## Information

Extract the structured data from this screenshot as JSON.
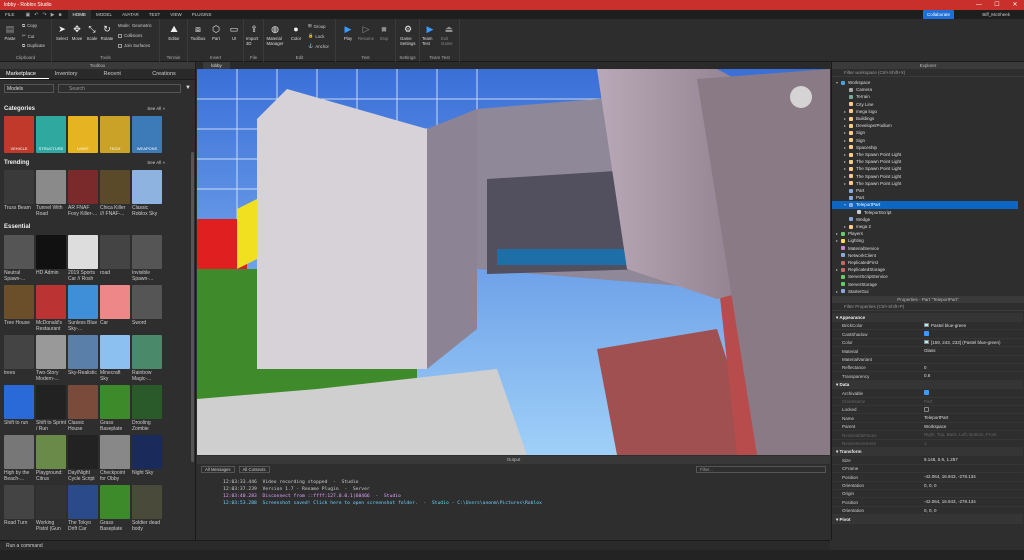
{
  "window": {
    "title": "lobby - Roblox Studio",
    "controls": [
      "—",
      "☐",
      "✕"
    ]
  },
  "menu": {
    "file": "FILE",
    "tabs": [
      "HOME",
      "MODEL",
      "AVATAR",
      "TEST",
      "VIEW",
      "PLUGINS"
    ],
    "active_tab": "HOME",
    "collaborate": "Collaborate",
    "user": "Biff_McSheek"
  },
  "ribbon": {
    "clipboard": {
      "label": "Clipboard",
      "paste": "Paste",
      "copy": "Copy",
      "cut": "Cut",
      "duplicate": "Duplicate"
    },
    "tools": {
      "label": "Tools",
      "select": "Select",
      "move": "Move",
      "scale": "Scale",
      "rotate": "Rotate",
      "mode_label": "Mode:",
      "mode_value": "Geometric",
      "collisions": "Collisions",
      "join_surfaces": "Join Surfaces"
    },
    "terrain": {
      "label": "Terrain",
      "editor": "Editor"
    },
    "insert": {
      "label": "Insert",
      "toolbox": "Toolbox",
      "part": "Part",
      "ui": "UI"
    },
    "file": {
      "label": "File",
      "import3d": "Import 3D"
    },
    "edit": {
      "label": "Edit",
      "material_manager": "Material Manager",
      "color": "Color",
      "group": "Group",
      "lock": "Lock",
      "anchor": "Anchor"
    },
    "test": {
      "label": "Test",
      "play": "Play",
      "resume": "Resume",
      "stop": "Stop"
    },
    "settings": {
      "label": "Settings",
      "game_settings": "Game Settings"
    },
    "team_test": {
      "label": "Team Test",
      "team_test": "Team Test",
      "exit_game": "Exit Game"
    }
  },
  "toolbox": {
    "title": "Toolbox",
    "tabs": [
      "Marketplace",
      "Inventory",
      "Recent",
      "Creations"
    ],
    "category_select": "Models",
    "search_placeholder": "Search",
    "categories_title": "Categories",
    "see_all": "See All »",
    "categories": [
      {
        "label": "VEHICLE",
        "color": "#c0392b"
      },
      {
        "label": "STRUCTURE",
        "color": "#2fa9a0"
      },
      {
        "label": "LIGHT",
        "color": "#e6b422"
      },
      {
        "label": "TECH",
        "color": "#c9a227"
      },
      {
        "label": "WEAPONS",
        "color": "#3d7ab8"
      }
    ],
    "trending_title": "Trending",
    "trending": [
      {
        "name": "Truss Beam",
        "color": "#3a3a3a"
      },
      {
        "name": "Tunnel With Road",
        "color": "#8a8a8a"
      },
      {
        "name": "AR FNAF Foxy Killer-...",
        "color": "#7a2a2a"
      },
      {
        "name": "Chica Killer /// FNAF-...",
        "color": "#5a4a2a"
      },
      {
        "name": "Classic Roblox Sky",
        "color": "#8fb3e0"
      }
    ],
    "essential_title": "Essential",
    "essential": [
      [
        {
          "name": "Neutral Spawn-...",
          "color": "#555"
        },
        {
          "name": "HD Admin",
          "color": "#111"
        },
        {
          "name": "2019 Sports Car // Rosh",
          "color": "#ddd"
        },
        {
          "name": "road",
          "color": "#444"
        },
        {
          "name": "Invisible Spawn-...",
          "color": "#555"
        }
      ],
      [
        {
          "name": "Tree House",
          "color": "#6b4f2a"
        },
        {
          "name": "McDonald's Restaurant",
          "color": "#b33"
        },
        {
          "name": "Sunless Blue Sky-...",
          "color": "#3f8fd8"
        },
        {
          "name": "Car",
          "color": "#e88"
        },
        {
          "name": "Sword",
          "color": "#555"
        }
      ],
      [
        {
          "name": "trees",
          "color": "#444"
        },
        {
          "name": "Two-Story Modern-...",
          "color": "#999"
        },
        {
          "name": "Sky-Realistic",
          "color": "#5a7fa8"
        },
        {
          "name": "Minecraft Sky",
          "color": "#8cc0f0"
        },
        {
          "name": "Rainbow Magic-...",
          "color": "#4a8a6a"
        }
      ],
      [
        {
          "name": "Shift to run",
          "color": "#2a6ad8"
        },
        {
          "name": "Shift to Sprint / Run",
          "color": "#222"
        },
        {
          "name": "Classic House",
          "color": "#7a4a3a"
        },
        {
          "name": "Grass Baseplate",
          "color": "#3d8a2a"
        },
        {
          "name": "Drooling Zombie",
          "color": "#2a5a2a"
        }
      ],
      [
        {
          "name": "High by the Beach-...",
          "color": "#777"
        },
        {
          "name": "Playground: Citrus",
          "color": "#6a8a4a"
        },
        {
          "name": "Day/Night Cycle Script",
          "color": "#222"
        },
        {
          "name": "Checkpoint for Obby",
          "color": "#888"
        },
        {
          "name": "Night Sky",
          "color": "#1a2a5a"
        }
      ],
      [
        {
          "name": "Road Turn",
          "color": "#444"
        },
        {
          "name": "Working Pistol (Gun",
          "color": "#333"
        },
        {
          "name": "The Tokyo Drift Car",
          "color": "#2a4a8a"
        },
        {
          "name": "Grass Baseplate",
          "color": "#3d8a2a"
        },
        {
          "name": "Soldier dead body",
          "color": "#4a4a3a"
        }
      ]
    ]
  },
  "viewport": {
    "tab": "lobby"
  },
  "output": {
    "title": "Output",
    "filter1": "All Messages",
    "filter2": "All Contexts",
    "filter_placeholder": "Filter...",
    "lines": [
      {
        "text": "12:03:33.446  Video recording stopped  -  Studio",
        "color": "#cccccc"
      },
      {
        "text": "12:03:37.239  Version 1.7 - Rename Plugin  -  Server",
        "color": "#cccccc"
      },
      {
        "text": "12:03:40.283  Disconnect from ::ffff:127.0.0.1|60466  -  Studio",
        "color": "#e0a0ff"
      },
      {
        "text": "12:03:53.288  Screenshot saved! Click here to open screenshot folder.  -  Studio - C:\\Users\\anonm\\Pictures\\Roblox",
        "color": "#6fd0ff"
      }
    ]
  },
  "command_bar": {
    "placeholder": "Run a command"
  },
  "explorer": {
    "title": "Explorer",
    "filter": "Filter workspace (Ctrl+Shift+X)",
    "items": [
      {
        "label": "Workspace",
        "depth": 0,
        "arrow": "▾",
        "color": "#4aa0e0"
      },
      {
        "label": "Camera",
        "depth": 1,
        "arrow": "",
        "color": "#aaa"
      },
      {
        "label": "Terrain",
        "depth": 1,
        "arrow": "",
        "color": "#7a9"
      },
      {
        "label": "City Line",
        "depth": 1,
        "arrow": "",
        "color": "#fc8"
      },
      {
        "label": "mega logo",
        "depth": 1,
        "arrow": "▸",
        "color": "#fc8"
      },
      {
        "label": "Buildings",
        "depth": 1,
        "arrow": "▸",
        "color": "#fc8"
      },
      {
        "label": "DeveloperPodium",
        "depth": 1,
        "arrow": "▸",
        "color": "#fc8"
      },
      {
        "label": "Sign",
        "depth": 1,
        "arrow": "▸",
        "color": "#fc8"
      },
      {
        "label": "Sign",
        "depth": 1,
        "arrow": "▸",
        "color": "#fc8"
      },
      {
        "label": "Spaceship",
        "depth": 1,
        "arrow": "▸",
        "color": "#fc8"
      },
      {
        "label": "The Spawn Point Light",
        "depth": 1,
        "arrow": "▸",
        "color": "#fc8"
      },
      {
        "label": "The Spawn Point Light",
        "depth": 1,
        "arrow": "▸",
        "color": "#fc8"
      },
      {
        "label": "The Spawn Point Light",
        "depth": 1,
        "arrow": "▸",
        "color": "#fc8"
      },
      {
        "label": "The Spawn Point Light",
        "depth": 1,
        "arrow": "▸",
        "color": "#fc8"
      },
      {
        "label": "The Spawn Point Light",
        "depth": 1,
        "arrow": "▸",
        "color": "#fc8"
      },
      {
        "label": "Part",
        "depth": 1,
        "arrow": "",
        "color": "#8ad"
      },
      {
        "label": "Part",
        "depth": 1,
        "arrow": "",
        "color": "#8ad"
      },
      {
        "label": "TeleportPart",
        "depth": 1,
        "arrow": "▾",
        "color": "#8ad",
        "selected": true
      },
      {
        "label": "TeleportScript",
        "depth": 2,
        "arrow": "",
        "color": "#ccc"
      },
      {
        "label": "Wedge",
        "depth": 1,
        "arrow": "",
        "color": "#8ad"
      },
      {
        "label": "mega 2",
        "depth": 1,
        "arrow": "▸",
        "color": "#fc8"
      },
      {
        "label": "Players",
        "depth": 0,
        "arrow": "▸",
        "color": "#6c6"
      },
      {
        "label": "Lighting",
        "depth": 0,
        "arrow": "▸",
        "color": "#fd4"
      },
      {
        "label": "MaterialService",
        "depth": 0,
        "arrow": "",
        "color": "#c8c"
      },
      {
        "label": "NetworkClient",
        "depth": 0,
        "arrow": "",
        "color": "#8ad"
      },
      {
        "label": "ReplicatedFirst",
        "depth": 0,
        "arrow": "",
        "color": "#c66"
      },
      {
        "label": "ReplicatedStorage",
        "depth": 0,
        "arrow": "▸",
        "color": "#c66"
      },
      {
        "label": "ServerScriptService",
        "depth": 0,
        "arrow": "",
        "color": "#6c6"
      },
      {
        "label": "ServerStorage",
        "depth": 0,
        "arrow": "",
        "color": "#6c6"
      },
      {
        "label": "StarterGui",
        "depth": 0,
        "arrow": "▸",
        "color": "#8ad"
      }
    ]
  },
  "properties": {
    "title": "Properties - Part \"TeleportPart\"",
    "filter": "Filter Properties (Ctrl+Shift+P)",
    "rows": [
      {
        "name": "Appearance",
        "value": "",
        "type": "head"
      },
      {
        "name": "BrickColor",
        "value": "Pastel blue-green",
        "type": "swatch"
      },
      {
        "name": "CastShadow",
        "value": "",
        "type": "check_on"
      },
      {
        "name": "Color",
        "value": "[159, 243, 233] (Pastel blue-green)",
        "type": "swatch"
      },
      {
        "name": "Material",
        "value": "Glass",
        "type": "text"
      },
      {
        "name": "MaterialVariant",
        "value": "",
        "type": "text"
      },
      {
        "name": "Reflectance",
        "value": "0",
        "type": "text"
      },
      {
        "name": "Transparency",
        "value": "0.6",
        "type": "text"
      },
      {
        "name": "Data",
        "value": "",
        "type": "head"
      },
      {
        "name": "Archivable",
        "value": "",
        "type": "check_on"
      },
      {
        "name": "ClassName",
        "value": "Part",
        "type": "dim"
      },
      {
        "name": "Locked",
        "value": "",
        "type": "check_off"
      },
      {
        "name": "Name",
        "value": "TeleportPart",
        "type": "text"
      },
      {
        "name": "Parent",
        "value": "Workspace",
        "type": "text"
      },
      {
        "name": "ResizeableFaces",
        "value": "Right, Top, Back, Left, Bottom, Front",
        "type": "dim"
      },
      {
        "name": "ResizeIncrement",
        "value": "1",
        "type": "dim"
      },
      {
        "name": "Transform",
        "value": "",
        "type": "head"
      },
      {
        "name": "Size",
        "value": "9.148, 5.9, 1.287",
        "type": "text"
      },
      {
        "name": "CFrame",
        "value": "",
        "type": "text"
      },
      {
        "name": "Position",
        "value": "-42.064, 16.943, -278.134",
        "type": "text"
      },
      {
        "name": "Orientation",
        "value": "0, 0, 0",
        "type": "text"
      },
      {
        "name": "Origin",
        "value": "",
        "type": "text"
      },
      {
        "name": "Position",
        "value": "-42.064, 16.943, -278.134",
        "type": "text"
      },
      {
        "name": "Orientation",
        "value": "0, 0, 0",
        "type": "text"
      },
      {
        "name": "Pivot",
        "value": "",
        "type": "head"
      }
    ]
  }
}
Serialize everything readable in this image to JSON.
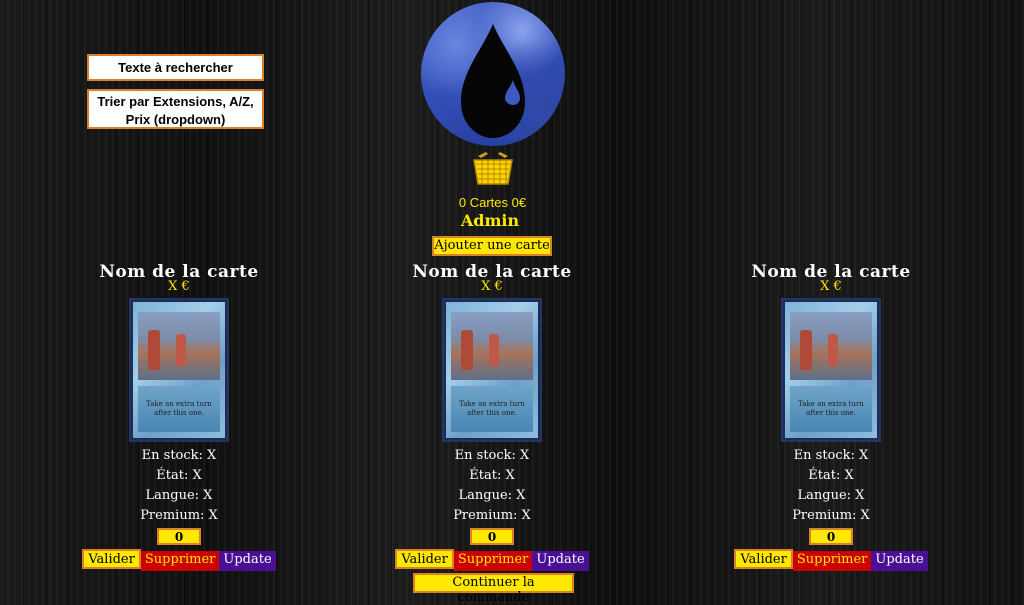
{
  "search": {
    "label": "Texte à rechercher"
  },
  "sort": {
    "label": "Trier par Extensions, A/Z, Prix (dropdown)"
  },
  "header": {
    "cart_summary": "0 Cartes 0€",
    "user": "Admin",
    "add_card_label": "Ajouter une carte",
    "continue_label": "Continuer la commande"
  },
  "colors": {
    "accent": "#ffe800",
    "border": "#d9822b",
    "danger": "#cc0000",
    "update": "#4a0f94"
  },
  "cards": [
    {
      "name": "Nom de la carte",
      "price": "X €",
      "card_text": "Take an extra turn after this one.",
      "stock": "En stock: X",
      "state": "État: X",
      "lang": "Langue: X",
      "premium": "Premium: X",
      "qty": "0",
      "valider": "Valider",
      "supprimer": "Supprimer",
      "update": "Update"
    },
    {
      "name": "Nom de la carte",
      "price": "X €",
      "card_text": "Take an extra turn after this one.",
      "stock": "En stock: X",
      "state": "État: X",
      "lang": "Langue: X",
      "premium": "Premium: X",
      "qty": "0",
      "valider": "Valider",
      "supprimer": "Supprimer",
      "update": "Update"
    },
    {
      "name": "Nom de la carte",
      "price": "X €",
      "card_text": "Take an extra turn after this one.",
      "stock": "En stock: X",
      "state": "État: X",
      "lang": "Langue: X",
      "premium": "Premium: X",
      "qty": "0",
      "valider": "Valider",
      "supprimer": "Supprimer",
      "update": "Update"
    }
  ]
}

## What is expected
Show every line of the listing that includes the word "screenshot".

## Written reply
Extract the structured data from this screenshot as JSON.
        "text": "12:03:53.288  Screenshot saved! Click here to open screenshot folder.  -  Studio - C:\\Users\\anonm\\Pictures\\Roblox",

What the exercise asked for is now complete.